(Beginning of TASK INPUTS)
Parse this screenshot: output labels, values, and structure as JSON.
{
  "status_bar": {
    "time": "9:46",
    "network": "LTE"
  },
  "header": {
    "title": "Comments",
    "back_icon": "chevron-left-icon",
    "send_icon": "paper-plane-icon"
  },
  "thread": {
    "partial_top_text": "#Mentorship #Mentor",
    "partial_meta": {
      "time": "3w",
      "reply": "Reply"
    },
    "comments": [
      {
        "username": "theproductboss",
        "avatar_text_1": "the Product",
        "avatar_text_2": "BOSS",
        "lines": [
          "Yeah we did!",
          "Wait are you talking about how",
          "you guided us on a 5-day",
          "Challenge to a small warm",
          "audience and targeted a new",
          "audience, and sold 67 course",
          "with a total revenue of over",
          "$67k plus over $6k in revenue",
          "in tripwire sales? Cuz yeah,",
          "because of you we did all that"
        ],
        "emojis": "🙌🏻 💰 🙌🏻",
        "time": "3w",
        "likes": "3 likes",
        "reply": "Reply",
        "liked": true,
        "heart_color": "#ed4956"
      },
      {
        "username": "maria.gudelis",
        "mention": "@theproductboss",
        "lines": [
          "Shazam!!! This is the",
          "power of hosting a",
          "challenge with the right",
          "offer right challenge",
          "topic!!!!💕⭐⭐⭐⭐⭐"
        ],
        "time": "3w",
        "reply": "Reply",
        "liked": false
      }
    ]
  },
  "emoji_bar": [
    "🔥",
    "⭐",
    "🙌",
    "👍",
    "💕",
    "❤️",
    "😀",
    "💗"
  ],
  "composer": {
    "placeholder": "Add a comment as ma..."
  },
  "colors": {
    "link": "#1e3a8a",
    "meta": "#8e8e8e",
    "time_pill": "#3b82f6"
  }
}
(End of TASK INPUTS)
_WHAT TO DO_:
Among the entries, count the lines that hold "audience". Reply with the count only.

_RESULT_:
2